Title: Atom Interferometry

Prof. Mark Kasevich

Stanford University


 

Prof. Diane Chase

Claremont Graduate University

Title: The Impact of Lidar on Archaeological Research at the Ancient Maya City of Caracol, Belize

Abstract: Perceptions about the ancient Maya have changed significantly in the last decade with the advent of new technologies and as a result of continuous dedicated research that seeks to define their social and political organization. With its ability to penetrate dense tropical canopies, LiDAR has revolutionized the field of Mesoamerican settlement archaeology. Because dense vegetation covers most ancient remains in the Maya area, archaeological documentation of the spatial extent of sites using traditional means was both difficult and usually incomplete. LiDAR was initially applied to the site of Caracol, Belize in April 2009 and yielded a 200 sq km Digital Elevation Model that, for the first time, provided a complete view of how the archaeological remains from a single Maya site – its monumental architecture, roads, residential settlement, and agricultural terraces – were distributed over the landscape. In May 2013, an additional 1057 sq km of LiDAR data were recorded in west-central Belize. For the site of Caracol, these LiDAR data may be combined with 35 years of continuous archaeological research and excavation to formulate temporal parameters and guide social and political interpretations. The conjoined information derived from LiDAR and archaeological research is significantly changing our perceptions of ancient Maya civilization by demonstrating the anthropogenic changes made to landscapes, the scale of Maya urban settlements, and the socially complex situations that existed within and between Maya polities.

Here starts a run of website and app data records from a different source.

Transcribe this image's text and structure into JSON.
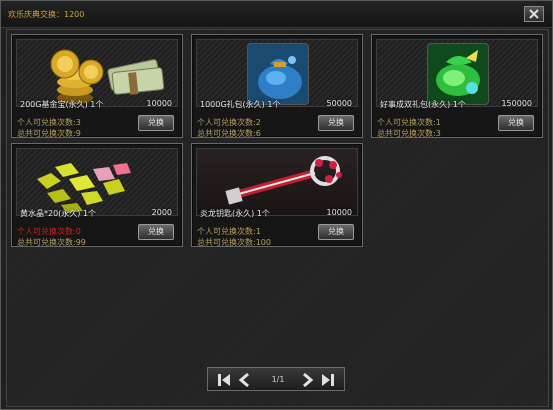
{
  "header": {
    "title": "欢乐庆典交换：1200"
  },
  "cards": [
    {
      "name": "200G基金宝(永久)  1个",
      "qty": "10000",
      "personal": "个人可兑换次数:3",
      "total": "总共可兑换次数:9",
      "button": "兑换",
      "icon": "gold-coins-icon"
    },
    {
      "name": "1000G礼包(永久)  1个",
      "qty": "50000",
      "personal": "个人可兑换次数:2",
      "total": "总共可兑换次数:6",
      "button": "兑换",
      "icon": "blue-gift-bag-icon"
    },
    {
      "name": "好事成双礼包(永久)  1个",
      "qty": "150000",
      "personal": "个人可兑换次数:1",
      "total": "总共可兑换次数:3",
      "button": "兑换",
      "icon": "green-gift-bag-icon"
    },
    {
      "name": "黄水晶*20(永久)  1个",
      "qty": "2000",
      "personal": "个人可兑换次数:0",
      "total": "总共可兑换次数:99",
      "button": "兑换",
      "icon": "yellow-crystals-icon"
    },
    {
      "name": "炎龙钥匙(永久)  1个",
      "qty": "10000",
      "personal": "个人可兑换次数:1",
      "total": "总共可兑换次数:100",
      "button": "兑换",
      "icon": "dragon-key-icon"
    }
  ],
  "pager": {
    "page_text": "1/1"
  },
  "colors": {
    "title": "#d2a23c",
    "info": "#b8a060",
    "limit_reached": "#d02020"
  }
}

Biography: Diane Z. Chase is the Vice President for Academic Innovation, Student Success, and Strategic Initiatives at Claremont Graduate University. She previously was a Pegasus Professor in Anthropology at the University of Central Florida and more recently served as the Executive Vice President and Provost at the University of Nevada, Las Vegas. She holds undergraduate and graduate degrees in Anthropology from the University of Pennsylvania. She has authored more than 150 articles and book chapters as well as several books, including the co-edited Mesoamerican Elites: An Archaeological Assessment (Univ. of Oklahoma Press, 1992). She is currently completing a co-authored book entitled Maya Archaeology: Reconstructing an Ancient Civilization (Univ. of Oklahoma Press). She further serves co-editor for the Maya Studies series at the University Press of Florida, which has published 21 volumes. She has actively been involved in archaeological field work for much of her life and is Co-Director of the Caracol Archaeological Project in Belize (with Arlen F. Chase), which has carried out 36 consecutive excavation seasons at this massive ancient Maya city. Part of her research agenda at Caracol included pioneering the use of LiDAR in Maya archaeology. Her archaeological activities resulted in her being elected as a Fellow in the American Association for the Advancement of Science. Many of her publications and field reports may be found at http://www.caracol.org.